┏━━

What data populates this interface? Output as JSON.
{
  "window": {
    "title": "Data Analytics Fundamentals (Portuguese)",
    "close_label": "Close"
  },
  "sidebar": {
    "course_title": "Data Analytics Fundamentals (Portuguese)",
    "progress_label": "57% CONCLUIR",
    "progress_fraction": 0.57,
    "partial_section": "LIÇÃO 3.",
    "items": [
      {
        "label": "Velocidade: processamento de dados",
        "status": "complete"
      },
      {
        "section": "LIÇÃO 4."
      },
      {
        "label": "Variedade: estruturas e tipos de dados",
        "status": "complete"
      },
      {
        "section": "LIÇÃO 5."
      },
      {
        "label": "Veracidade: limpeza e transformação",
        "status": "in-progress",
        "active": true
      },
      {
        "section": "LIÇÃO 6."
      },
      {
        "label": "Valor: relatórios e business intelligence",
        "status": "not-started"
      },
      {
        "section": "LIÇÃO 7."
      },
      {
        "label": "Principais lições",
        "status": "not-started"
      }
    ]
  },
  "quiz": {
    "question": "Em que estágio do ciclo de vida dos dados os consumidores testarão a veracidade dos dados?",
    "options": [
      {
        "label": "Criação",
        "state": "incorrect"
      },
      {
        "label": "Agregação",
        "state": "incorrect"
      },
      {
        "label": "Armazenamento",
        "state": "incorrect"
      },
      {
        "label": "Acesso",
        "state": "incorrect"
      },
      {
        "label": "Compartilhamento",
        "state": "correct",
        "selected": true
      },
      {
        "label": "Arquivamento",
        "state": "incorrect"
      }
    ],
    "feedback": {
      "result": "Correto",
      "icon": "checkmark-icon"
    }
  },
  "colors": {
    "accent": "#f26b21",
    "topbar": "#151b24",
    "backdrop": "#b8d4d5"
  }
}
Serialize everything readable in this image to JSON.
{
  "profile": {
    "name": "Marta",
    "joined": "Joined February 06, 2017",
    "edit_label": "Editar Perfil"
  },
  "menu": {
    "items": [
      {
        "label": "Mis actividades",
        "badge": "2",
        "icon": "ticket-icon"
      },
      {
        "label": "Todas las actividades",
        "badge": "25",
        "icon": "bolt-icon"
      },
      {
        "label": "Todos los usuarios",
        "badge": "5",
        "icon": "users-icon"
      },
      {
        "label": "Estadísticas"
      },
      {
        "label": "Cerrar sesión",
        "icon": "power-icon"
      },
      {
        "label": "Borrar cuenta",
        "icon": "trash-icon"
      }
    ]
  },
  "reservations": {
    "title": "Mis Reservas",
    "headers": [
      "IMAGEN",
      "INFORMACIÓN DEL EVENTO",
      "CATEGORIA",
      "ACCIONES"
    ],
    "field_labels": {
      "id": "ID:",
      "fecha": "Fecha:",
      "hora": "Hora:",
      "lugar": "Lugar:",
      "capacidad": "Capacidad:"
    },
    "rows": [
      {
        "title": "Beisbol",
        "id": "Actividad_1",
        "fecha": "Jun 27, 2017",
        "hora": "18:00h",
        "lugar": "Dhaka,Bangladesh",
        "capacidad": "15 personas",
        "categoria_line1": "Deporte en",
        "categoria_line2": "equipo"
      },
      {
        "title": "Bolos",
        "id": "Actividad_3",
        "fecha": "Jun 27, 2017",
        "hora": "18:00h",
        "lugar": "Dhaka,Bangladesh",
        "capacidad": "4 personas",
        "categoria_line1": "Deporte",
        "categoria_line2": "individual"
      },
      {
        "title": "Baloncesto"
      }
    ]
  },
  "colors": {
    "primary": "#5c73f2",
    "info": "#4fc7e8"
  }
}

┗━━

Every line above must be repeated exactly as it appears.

▸ **RESULT OF THIS EXERCISE**
What data populates this interface? Output as JSON.
{
  "window": {
    "title": "Data Analytics Fundamentals (Portuguese)",
    "close_label": "Close"
  },
  "sidebar": {
    "course_title": "Data Analytics Fundamentals (Portuguese)",
    "progress_label": "57% CONCLUIR",
    "progress_fraction": 0.57,
    "partial_section": "LIÇÃO 3.",
    "items": [
      {
        "label": "Velocidade: processamento de dados",
        "status": "complete"
      },
      {
        "section": "LIÇÃO 4."
      },
      {
        "label": "Variedade: estruturas e tipos de dados",
        "status": "complete"
      },
      {
        "section": "LIÇÃO 5."
      },
      {
        "label": "Veracidade: limpeza e transformação",
        "status": "in-progress",
        "active": true
      },
      {
        "section": "LIÇÃO 6."
      },
      {
        "label": "Valor: relatórios e business intelligence",
        "status": "not-started"
      },
      {
        "section": "LIÇÃO 7."
      },
      {
        "label": "Principais lições",
        "status": "not-started"
      }
    ]
  },
  "quiz": {
    "question": "Em que estágio do ciclo de vida dos dados os consumidores testarão a veracidade dos dados?",
    "options": [
      {
        "label": "Criação",
        "state": "incorrect"
      },
      {
        "label": "Agregação",
        "state": "incorrect"
      },
      {
        "label": "Armazenamento",
        "state": "incorrect"
      },
      {
        "label": "Acesso",
        "state": "incorrect"
      },
      {
        "label": "Compartilhamento",
        "state": "correct",
        "selected": true
      },
      {
        "label": "Arquivamento",
        "state": "incorrect"
      }
    ],
    "feedback": {
      "result": "Correto",
      "icon": "checkmark-icon"
    }
  },
  "colors": {
    "accent": "#f26b21",
    "topbar": "#151b24",
    "backdrop": "#b8d4d5"
  }
}
Serialize everything readable in this image to JSON.
{
  "profile": {
    "name": "Marta",
    "joined": "Joined February 06, 2017",
    "edit_label": "Editar Perfil"
  },
  "menu": {
    "items": [
      {
        "label": "Mis actividades",
        "badge": "2",
        "icon": "ticket-icon"
      },
      {
        "label": "Todas las actividades",
        "badge": "25",
        "icon": "bolt-icon"
      },
      {
        "label": "Todos los usuarios",
        "badge": "5",
        "icon": "users-icon"
      },
      {
        "label": "Estadísticas"
      },
      {
        "label": "Cerrar sesión",
        "icon": "power-icon"
      },
      {
        "label": "Borrar cuenta",
        "icon": "trash-icon"
      }
    ]
  },
  "reservations": {
    "title": "Mis Reservas",
    "headers": [
      "IMAGEN",
      "INFORMACIÓN DEL EVENTO",
      "CATEGORIA",
      "ACCIONES"
    ],
    "field_labels": {
      "id": "ID:",
      "fecha": "Fecha:",
      "hora": "Hora:",
      "lugar": "Lugar:",
      "capacidad": "Capacidad:"
    },
    "rows": [
      {
        "title": "Beisbol",
        "id": "Actividad_1",
        "fecha": "Jun 27, 2017",
        "hora": "18:00h",
        "lugar": "Dhaka,Bangladesh",
        "capacidad": "15 personas",
        "categoria_line1": "Deporte en",
        "categoria_line2": "equipo"
      },
      {
        "title": "Bolos",
        "id": "Actividad_3",
        "fecha": "Jun 27, 2017",
        "hora": "18:00h",
        "lugar": "Dhaka,Bangladesh",
        "capacidad": "4 personas",
        "categoria_line1": "Deporte",
        "categoria_line2": "individual"
      },
      {
        "title": "Baloncesto"
      }
    ]
  },
  "colors": {
    "primary": "#5c73f2",
    "info": "#4fc7e8"
  }
}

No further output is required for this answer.